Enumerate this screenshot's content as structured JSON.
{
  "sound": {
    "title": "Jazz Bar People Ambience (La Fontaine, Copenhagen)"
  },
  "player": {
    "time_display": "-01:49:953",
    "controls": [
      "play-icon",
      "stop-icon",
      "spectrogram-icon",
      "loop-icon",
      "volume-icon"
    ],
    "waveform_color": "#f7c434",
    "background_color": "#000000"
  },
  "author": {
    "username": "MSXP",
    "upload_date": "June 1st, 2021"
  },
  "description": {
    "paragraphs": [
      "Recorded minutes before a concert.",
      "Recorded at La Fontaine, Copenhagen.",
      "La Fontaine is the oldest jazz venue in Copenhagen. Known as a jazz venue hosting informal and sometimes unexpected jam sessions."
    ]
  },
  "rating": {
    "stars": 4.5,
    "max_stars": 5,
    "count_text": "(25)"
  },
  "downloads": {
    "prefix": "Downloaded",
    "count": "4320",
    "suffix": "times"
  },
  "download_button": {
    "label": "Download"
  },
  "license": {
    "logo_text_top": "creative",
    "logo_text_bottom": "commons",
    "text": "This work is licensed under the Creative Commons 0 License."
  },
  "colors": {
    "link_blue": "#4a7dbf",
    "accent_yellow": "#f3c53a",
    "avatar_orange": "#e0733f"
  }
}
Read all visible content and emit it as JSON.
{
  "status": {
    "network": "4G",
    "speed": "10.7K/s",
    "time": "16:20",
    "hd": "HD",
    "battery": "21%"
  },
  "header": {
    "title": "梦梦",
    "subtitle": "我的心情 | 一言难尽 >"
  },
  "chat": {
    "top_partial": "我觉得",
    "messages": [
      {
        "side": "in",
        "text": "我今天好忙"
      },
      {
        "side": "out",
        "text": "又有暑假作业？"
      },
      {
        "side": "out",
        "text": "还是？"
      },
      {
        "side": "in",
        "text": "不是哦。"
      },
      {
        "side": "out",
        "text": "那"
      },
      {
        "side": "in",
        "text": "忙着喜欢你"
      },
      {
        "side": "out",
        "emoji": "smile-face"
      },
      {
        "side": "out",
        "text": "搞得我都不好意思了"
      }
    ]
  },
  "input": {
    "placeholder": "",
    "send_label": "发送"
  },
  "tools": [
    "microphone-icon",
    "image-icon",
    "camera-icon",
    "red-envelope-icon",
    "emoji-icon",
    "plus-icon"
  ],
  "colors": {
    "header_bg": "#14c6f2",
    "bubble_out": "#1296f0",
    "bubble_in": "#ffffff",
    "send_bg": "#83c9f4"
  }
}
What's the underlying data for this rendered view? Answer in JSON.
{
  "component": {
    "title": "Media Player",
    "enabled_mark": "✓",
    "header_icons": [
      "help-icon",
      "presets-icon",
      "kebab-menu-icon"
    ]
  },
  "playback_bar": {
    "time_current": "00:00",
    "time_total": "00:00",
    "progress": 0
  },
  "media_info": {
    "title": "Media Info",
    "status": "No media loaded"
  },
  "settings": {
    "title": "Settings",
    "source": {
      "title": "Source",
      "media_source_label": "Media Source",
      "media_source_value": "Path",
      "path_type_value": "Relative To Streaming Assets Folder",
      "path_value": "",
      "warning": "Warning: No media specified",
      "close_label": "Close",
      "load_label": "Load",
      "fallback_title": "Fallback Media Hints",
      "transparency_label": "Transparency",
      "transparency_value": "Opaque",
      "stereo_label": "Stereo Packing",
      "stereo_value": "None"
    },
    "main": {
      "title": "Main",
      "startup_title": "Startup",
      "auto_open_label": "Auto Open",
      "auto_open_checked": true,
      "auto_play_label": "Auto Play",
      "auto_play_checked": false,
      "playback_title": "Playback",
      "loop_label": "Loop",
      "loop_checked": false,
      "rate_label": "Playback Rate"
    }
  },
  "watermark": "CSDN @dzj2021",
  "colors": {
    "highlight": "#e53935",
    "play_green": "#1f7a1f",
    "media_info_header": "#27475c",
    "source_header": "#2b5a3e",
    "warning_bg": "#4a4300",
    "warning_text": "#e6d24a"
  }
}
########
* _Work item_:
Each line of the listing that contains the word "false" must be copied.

* _Task response_:
      "auto_play_checked": false,
      "loop_checked": false,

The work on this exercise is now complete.